▶ [WORK INSTRUCTIONS]: What follows is a listing to be repeated in full and without alteration.

▶ [RECORDS PROVIDED]:
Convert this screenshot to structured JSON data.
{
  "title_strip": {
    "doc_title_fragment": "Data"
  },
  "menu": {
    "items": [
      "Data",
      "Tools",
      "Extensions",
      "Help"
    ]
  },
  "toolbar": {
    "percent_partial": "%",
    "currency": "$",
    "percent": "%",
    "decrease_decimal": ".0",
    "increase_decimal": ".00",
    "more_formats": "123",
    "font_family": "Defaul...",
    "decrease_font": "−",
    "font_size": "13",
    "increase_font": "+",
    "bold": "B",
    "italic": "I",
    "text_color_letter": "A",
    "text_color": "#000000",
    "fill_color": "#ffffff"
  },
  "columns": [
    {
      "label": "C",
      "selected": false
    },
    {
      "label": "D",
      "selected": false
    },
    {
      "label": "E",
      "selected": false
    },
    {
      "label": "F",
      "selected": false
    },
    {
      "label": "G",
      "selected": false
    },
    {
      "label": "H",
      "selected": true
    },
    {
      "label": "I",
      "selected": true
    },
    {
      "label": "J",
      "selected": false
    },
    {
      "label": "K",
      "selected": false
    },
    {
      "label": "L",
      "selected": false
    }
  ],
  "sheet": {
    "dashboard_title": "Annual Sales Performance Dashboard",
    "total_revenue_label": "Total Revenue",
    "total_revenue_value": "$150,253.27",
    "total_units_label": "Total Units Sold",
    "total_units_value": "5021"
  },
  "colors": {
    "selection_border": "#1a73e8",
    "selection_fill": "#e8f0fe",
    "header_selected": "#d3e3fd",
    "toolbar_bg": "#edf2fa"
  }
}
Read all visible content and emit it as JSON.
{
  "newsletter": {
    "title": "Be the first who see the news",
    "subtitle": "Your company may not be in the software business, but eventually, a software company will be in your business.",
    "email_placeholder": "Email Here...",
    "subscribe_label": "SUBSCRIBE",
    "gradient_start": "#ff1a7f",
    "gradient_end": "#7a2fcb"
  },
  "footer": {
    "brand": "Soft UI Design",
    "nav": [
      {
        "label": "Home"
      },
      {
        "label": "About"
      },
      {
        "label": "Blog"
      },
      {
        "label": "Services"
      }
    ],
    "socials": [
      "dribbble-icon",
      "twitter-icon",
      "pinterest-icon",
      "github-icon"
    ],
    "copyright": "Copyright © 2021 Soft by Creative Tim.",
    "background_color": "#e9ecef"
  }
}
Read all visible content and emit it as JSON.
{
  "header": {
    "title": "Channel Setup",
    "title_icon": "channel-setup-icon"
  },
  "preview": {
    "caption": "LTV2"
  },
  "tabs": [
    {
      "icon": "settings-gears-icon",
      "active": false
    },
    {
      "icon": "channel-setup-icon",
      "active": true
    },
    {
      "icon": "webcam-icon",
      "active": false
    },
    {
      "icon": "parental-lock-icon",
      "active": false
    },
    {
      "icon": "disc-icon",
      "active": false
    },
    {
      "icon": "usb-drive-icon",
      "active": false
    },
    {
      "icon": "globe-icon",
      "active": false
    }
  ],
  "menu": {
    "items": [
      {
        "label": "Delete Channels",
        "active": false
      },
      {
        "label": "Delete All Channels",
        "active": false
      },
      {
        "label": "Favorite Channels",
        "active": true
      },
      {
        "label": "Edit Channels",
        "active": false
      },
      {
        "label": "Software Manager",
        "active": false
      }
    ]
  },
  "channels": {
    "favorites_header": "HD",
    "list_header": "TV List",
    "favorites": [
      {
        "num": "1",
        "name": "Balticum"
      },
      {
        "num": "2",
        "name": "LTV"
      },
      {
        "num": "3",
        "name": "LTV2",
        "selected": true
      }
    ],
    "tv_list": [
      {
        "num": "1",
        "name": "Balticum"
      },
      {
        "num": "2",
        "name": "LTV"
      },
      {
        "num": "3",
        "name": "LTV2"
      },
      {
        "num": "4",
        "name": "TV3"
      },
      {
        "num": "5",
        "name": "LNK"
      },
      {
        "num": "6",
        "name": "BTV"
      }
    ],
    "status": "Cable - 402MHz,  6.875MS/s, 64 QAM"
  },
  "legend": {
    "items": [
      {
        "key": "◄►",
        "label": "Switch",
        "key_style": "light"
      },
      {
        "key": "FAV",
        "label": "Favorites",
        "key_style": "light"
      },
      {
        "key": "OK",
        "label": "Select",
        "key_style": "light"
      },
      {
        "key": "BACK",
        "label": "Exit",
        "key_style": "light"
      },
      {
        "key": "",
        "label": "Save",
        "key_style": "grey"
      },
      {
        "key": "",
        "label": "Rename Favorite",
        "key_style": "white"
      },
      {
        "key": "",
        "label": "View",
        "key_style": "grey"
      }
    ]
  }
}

▶ [SOLUTION]:
Convert this screenshot to structured JSON data.
{
  "title_strip": {
    "doc_title_fragment": "Data"
  },
  "menu": {
    "items": [
      "Data",
      "Tools",
      "Extensions",
      "Help"
    ]
  },
  "toolbar": {
    "percent_partial": "%",
    "currency": "$",
    "percent": "%",
    "decrease_decimal": ".0",
    "increase_decimal": ".00",
    "more_formats": "123",
    "font_family": "Defaul...",
    "decrease_font": "−",
    "font_size": "13",
    "increase_font": "+",
    "bold": "B",
    "italic": "I",
    "text_color_letter": "A",
    "text_color": "#000000",
    "fill_color": "#ffffff"
  },
  "columns": [
    {
      "label": "C",
      "selected": false
    },
    {
      "label": "D",
      "selected": false
    },
    {
      "label": "E",
      "selected": false
    },
    {
      "label": "F",
      "selected": false
    },
    {
      "label": "G",
      "selected": false
    },
    {
      "label": "H",
      "selected": true
    },
    {
      "label": "I",
      "selected": true
    },
    {
      "label": "J",
      "selected": false
    },
    {
      "label": "K",
      "selected": false
    },
    {
      "label": "L",
      "selected": false
    }
  ],
  "sheet": {
    "dashboard_title": "Annual Sales Performance Dashboard",
    "total_revenue_label": "Total Revenue",
    "total_revenue_value": "$150,253.27",
    "total_units_label": "Total Units Sold",
    "total_units_value": "5021"
  },
  "colors": {
    "selection_border": "#1a73e8",
    "selection_fill": "#e8f0fe",
    "header_selected": "#d3e3fd",
    "toolbar_bg": "#edf2fa"
  }
}
Read all visible content and emit it as JSON.
{
  "newsletter": {
    "title": "Be the first who see the news",
    "subtitle": "Your company may not be in the software business, but eventually, a software company will be in your business.",
    "email_placeholder": "Email Here...",
    "subscribe_label": "SUBSCRIBE",
    "gradient_start": "#ff1a7f",
    "gradient_end": "#7a2fcb"
  },
  "footer": {
    "brand": "Soft UI Design",
    "nav": [
      {
        "label": "Home"
      },
      {
        "label": "About"
      },
      {
        "label": "Blog"
      },
      {
        "label": "Services"
      }
    ],
    "socials": [
      "dribbble-icon",
      "twitter-icon",
      "pinterest-icon",
      "github-icon"
    ],
    "copyright": "Copyright © 2021 Soft by Creative Tim.",
    "background_color": "#e9ecef"
  }
}
Read all visible content and emit it as JSON.
{
  "header": {
    "title": "Channel Setup",
    "title_icon": "channel-setup-icon"
  },
  "preview": {
    "caption": "LTV2"
  },
  "tabs": [
    {
      "icon": "settings-gears-icon",
      "active": false
    },
    {
      "icon": "channel-setup-icon",
      "active": true
    },
    {
      "icon": "webcam-icon",
      "active": false
    },
    {
      "icon": "parental-lock-icon",
      "active": false
    },
    {
      "icon": "disc-icon",
      "active": false
    },
    {
      "icon": "usb-drive-icon",
      "active": false
    },
    {
      "icon": "globe-icon",
      "active": false
    }
  ],
  "menu": {
    "items": [
      {
        "label": "Delete Channels",
        "active": false
      },
      {
        "label": "Delete All Channels",
        "active": false
      },
      {
        "label": "Favorite Channels",
        "active": true
      },
      {
        "label": "Edit Channels",
        "active": false
      },
      {
        "label": "Software Manager",
        "active": false
      }
    ]
  },
  "channels": {
    "favorites_header": "HD",
    "list_header": "TV List",
    "favorites": [
      {
        "num": "1",
        "name": "Balticum"
      },
      {
        "num": "2",
        "name": "LTV"
      },
      {
        "num": "3",
        "name": "LTV2",
        "selected": true
      }
    ],
    "tv_list": [
      {
        "num": "1",
        "name": "Balticum"
      },
      {
        "num": "2",
        "name": "LTV"
      },
      {
        "num": "3",
        "name": "LTV2"
      },
      {
        "num": "4",
        "name": "TV3"
      },
      {
        "num": "5",
        "name": "LNK"
      },
      {
        "num": "6",
        "name": "BTV"
      }
    ],
    "status": "Cable - 402MHz,  6.875MS/s, 64 QAM"
  },
  "legend": {
    "items": [
      {
        "key": "◄►",
        "label": "Switch",
        "key_style": "light"
      },
      {
        "key": "FAV",
        "label": "Favorites",
        "key_style": "light"
      },
      {
        "key": "OK",
        "label": "Select",
        "key_style": "light"
      },
      {
        "key": "BACK",
        "label": "Exit",
        "key_style": "light"
      },
      {
        "key": "",
        "label": "Save",
        "key_style": "grey"
      },
      {
        "key": "",
        "label": "Rename Favorite",
        "key_style": "white"
      },
      {
        "key": "",
        "label": "View",
        "key_style": "grey"
      }
    ]
  }
}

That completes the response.